Doctors can also perform these tests during pregnancy in the case of older mothers, or those at risk of developing other chromosomal malformations. The test uses a sample of cells that are in the amniotic fluid.

A man talking.

What treatments exist?

Klinefelter Syndrome doesn’t have a cure. Still, there are some therapeutic measures that help to reduce symptoms. For example, hormone replacement therapy with testosterone.

Since people with this syndrome have low levels of testosterone, they may benefit from treatment during puberty. That’s why early diagnosis is so vital. This can help with the development of male sexual characteristics to an extent.

Treatment of infertility is more complicated, especially since many patients don’t seek treatment until adulthood. This is when the testes’ have difficulty creating sperm.

In these cases, assisted reproductive techniques are a valid and highly effective option. One of the methods is “intracytoplasmic sperm injection.” This includes extracting the sperm (if the patient has any) and inserting them into the partner’s eggs.

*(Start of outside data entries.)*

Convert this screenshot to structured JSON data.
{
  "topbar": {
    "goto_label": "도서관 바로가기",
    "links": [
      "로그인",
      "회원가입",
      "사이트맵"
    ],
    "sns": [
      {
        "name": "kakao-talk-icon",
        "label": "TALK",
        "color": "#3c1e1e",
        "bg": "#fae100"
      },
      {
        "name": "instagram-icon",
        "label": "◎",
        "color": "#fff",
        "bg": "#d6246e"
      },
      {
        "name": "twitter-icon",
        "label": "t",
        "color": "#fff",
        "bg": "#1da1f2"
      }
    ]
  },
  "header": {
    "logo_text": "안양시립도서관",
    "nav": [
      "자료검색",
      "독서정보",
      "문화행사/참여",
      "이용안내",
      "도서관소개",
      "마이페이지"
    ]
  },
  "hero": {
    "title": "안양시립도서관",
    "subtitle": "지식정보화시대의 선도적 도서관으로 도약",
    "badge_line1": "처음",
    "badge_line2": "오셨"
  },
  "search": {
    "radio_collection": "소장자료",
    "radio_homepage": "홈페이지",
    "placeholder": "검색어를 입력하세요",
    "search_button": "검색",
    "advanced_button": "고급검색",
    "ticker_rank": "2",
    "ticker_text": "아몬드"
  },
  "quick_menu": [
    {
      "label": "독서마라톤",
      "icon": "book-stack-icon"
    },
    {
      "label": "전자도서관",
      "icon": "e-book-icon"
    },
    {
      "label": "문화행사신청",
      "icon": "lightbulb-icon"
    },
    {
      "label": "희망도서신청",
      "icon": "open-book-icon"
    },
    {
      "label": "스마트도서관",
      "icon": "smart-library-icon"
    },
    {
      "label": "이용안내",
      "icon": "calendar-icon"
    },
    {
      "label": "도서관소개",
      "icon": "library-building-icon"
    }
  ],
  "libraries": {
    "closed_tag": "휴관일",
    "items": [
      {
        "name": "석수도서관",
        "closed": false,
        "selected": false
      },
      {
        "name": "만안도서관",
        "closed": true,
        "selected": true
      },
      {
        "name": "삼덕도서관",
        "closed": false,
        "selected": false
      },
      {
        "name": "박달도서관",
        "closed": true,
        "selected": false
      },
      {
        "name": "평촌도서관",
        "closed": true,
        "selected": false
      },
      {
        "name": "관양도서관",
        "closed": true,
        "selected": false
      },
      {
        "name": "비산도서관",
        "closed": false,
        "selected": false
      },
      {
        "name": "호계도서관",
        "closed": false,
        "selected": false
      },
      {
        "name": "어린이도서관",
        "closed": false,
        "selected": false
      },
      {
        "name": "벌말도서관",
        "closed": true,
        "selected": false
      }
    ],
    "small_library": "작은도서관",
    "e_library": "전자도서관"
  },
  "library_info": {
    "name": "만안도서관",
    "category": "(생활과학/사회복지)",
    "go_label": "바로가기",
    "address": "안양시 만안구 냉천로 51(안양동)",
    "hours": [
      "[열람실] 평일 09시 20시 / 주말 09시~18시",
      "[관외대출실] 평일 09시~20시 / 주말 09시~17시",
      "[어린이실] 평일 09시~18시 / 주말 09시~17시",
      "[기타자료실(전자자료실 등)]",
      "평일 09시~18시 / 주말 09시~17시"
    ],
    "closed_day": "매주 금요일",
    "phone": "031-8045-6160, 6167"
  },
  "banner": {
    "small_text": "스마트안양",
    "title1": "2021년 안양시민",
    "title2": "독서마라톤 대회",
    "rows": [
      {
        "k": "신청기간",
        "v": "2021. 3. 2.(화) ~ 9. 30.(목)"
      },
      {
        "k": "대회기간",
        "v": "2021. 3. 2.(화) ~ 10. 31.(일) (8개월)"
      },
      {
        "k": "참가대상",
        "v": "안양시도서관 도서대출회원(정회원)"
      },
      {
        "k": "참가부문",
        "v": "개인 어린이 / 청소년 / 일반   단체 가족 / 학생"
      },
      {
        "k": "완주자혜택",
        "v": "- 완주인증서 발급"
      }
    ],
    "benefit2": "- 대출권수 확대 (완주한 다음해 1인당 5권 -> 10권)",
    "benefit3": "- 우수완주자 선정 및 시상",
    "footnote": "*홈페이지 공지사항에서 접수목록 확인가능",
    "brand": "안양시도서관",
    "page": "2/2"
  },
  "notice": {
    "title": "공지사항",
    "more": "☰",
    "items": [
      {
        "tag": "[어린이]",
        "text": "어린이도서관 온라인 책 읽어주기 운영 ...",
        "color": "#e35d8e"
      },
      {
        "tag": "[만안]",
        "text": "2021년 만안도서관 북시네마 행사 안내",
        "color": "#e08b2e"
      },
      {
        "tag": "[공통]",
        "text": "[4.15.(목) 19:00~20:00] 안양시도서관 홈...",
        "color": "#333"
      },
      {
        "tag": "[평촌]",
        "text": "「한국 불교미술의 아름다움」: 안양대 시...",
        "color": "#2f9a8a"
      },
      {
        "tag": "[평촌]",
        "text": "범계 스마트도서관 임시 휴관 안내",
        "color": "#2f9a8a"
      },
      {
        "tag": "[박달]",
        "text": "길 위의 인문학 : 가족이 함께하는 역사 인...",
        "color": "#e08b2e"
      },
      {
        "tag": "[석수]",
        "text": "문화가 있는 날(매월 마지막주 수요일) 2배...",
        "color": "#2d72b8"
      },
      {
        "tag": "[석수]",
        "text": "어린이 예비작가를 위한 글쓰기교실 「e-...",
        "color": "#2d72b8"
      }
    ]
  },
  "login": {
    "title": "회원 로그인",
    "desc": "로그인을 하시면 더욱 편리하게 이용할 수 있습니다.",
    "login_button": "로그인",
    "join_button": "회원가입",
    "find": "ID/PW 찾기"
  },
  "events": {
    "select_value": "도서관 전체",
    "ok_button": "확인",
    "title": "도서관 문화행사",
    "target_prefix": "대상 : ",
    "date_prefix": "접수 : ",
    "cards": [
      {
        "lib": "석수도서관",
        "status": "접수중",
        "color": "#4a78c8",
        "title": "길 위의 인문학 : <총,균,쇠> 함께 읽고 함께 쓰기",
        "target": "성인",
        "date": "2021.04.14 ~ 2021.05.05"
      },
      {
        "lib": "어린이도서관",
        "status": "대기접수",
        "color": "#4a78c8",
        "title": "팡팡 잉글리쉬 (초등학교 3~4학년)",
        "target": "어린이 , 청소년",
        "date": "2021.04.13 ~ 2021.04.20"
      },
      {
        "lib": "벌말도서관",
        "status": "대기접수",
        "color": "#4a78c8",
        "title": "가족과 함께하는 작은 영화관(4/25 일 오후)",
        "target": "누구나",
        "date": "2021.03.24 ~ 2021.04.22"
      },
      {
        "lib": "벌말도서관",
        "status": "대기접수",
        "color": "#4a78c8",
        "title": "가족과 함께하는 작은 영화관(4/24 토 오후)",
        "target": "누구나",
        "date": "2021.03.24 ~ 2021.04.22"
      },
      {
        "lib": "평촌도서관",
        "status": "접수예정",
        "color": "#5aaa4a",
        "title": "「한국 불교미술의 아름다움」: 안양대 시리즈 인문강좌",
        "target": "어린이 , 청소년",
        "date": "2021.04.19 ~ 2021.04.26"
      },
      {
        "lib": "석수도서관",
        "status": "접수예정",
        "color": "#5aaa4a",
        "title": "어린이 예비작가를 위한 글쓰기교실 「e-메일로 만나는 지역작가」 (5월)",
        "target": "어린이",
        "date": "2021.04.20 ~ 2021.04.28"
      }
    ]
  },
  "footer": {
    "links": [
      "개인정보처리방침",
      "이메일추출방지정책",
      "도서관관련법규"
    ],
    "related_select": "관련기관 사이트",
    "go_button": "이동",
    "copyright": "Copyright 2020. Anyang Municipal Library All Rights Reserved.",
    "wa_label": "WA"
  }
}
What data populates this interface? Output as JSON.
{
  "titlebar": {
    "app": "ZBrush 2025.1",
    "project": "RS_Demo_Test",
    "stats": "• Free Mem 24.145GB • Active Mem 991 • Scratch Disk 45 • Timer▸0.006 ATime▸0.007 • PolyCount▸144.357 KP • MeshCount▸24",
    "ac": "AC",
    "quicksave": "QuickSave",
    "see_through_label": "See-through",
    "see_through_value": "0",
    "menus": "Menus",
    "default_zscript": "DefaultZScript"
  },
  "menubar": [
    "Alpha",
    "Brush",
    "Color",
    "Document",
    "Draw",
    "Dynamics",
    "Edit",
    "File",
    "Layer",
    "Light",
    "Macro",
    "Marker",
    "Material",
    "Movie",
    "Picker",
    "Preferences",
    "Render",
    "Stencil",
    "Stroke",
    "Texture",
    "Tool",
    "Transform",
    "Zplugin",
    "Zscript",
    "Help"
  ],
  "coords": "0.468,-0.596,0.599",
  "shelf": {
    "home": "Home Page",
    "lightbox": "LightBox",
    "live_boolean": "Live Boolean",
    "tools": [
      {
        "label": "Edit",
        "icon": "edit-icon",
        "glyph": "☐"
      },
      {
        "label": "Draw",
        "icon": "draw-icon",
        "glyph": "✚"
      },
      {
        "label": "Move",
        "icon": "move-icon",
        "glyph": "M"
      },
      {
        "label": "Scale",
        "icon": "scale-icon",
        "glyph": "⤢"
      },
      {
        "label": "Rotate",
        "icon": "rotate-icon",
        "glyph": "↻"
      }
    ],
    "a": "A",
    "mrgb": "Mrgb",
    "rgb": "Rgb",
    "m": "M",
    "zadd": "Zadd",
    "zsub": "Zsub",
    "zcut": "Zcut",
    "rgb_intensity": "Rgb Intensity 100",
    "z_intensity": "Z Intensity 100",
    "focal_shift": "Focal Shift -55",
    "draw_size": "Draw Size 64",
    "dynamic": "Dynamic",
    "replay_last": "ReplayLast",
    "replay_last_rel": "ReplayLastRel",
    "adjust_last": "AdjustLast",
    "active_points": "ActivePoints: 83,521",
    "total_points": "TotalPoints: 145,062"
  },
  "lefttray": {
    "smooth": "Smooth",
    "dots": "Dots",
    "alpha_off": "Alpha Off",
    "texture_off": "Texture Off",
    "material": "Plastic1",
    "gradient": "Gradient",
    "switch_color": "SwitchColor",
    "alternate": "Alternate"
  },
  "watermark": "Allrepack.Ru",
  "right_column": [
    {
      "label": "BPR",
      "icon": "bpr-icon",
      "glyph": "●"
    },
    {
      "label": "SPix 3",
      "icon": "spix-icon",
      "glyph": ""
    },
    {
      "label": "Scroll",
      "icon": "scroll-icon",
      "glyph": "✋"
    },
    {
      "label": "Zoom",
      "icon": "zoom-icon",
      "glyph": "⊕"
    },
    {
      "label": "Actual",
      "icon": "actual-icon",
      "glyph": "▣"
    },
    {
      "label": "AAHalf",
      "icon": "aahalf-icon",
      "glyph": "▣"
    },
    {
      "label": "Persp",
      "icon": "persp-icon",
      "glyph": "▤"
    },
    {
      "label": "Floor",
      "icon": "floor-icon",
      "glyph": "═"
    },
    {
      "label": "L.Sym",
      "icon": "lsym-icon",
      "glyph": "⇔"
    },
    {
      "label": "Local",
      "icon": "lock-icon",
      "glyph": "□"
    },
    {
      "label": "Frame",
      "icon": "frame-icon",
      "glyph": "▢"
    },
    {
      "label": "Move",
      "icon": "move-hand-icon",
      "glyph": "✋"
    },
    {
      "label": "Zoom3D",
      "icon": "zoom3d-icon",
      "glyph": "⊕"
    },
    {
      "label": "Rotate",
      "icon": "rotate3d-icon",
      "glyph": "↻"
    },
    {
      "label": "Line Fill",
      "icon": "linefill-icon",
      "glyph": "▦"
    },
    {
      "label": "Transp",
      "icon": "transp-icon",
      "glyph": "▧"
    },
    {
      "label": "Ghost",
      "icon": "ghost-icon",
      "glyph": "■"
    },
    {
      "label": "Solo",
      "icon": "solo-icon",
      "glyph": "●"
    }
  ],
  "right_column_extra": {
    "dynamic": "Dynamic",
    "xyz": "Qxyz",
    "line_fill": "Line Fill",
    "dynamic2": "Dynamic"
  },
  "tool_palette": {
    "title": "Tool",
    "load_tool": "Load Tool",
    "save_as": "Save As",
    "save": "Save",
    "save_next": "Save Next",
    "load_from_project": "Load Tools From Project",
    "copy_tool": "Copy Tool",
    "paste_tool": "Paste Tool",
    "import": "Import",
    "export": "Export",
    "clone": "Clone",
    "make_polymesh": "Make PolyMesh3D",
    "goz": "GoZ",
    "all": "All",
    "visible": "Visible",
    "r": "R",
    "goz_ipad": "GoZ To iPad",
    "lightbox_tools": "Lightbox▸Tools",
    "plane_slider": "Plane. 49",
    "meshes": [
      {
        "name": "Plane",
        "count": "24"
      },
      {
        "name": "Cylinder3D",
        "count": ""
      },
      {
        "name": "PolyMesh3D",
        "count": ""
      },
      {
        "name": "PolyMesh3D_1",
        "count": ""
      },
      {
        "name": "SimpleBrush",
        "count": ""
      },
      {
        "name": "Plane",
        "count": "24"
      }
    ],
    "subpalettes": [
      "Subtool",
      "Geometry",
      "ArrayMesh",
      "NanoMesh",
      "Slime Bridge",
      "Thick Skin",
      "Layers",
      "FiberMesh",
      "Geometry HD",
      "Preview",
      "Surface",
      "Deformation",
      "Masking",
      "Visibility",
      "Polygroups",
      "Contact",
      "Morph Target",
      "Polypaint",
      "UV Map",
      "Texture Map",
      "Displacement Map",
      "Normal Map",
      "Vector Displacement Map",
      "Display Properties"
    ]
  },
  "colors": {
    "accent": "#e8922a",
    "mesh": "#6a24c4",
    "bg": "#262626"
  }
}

The rest of the symptoms require specific treatments, which different specialists will carry out. For example, mood disorders will require psychotherapy, poor performance will require evaluation by a school counselor, and gynecomastia could be treated by a surgeon with tissue removal. 

Tips and recommendations

Once a professional has made the diagnosis, it’s important to follow the doctor’s instructions regarding hormone replacement therapies or symptomatic treatment, if necessary.

Psychological support is vital, since problems associated with bullying, insecurities, depression or dysthymia could hurt the patient more than they physical problems or infertility.

What you should remember about Klinefelter Syndrome

Klinefelter Syndrome is a genetic condition specialists link with various hormonal and psycho-affective disorders. Although there’s no cure, it’s necessary to go to a specialist so they can evaluate the symptoms. Early diagnosis could help the patient maintain their quality of life. Prompt treatment can reduce many of its sequelae.

Various specialists can make the diagnosis, depending on age and context. Normally, the most common doctors that work with this condition are pediatricians, family doctors, interns, and endocrinologists.

It might interest you...
What Do Sex Hormones Do?
Step To HealthRead it in Step To Health
What Do Sex Hormones Do?

In addition to controlling the development of secondary characteristics, sex hormones participate in multiple functions in your body, like bone gro...



  • Bojesen A, Juul S & Gravholt CH. Prenatal and postnatal prevalence of Klinefelter syndrome: a national registry study. The Journal of Clinical Endocrinology and Metabolism 2003; 88: 622–626.
  • Bojesen A, Stochholm K, Juul S, and Gravholt CH. Socioeconomic Trajectories Affect Mortality in Klinefelter Syndrome. J Clin Endocrinol Metab 96:2098–2104, 2011.
  • Ji J, Zöller B, Sundquist J, Sundquist K. Risk of solid tumors and hematological malignancy in persons with Turner and Klinefelter syndromes: A national cohort
    study. Int J Cancer 2016; 139: 754-8.
  • López, J. Síndrome de Klinefelter. Rev Esp Endocrinol Pediatr 2014;5 Suppl(1):85-90.
  • Oates RD. The natural history of endocrine function and spermatogenesis in Klinefelter syndrome: what the data show. Fertility and Sterility 2012;98:266-273.
  • Ramasamy R, Ricci JA, Palermo GD, Gosden LV, Rosenwaks Z, Schlegel PN 2009 Successful fertility treatment for Klinefelter’s syndrome. J Urol 182:1108–1113.